  • Other: reports in which the RedIRIS CERT is recorded as a witness, but should not take action because it does not fall under its sphere of activity. Also included in this classification those complaint which have not evidence or these are not contrasted.



  • Emergency: incidents the resolution of which cannot be postponed. Incidents of this type are processed in parallel if there are several, and all available resources are used for their resolution.

    Examples: those that endanger human life, national security or Internet infrastructure. To date, all incidents that required immediate action due to their speed and scope of distribution were also considered emergencies.

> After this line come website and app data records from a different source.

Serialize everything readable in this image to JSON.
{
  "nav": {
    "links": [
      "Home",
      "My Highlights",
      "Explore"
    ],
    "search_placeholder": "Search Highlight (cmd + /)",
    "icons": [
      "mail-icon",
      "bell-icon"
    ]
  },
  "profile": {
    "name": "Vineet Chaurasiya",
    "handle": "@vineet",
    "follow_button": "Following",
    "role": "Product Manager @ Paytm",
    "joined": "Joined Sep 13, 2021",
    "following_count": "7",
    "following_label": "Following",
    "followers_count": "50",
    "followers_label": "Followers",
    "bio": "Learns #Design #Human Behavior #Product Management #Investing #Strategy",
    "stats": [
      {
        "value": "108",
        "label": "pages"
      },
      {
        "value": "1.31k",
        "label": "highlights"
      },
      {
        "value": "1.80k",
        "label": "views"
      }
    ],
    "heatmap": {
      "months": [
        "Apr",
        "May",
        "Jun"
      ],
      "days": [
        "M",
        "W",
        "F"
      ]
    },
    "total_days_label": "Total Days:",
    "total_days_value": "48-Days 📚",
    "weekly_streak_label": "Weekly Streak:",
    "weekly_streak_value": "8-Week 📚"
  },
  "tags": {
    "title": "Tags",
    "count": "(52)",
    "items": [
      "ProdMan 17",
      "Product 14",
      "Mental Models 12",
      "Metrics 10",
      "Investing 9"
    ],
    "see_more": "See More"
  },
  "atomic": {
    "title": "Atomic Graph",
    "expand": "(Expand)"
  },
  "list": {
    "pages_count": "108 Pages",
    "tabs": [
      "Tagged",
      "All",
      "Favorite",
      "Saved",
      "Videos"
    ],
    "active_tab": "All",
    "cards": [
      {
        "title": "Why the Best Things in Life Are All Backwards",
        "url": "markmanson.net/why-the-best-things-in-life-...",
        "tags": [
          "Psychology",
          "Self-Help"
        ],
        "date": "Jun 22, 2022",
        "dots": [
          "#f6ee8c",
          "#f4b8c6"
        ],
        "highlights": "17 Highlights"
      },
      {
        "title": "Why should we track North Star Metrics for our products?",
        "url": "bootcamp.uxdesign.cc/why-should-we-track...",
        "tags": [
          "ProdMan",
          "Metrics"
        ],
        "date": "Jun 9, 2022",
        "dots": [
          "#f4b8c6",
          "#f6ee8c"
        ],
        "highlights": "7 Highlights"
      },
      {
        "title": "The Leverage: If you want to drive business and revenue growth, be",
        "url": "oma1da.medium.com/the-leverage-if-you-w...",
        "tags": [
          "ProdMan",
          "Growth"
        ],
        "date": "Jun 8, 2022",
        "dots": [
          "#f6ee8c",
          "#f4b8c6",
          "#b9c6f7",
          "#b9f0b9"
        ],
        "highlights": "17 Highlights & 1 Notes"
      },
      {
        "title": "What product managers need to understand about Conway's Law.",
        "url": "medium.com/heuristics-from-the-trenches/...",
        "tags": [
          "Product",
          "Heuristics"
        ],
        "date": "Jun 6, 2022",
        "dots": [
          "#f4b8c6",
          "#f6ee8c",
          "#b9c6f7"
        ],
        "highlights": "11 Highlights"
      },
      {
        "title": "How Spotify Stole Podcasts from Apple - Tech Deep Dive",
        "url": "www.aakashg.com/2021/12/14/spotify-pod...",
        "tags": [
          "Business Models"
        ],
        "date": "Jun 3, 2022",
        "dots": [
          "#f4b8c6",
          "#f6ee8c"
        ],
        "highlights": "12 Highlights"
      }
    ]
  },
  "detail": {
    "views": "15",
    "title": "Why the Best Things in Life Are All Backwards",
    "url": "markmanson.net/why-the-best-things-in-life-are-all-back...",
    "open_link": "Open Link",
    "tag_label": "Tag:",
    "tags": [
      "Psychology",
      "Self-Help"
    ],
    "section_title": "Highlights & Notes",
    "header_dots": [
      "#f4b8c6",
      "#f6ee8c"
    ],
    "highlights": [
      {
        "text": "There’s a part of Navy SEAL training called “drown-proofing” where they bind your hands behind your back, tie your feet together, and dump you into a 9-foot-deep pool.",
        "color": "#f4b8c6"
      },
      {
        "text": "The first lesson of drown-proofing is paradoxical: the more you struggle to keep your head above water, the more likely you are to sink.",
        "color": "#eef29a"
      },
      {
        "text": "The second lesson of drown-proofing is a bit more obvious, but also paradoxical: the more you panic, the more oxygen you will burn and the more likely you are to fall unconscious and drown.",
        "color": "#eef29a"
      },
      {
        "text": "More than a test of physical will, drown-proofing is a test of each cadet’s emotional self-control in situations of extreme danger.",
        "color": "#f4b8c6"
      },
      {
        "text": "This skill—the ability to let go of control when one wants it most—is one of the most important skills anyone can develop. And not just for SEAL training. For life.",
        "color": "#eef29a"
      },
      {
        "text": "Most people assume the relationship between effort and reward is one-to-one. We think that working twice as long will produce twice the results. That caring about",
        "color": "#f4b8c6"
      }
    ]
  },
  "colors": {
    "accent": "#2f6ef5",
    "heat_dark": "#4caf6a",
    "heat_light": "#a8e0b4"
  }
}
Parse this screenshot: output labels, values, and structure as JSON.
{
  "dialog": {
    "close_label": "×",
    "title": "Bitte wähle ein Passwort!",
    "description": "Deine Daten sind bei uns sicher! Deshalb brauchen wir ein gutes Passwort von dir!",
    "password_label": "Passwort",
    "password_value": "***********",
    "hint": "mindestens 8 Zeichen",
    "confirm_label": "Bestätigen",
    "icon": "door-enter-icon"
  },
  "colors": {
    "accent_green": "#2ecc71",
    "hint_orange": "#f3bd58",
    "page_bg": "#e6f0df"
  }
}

  • High priority: those that due to their features require attention before others, even if subsequently detected. They are kept in a separate high-priority incidents queue, and those with lower priority will not be processed until these are addressed. High-priority incidents are processed in series.

    Examples: those incidents in which there is infiltration of a privileged account or a denial of service.

  • Normal priority: by default, incidents are handled in series by order of arrival, if one of higher priority does not require attention. A normal priority incident can get high-priority rating if unattended for a long time.

    Examples: all incidents not classified as high-priority or emergency where the attacker has gained access to an external computer system. Also included are persistent network scans.

  • Low priority: low-priority incidents are handled in series by order of arrival, if one of higher priority does not require attention. A low-priority incident will be automatically closed if unattended for a long time.

    Examples: isolated incident attempts, where the attacker has not achieved its purpose and is not likely to do so.


List of priorities and taxonomies

The prioritisation of an incident may vary over time depending on any new information available about it.

Therefore, this relationship is intended to be merely indicative and may be altered in cases where the RedIRIS security team deems appropriate, taking into account the extent and severity of the incident.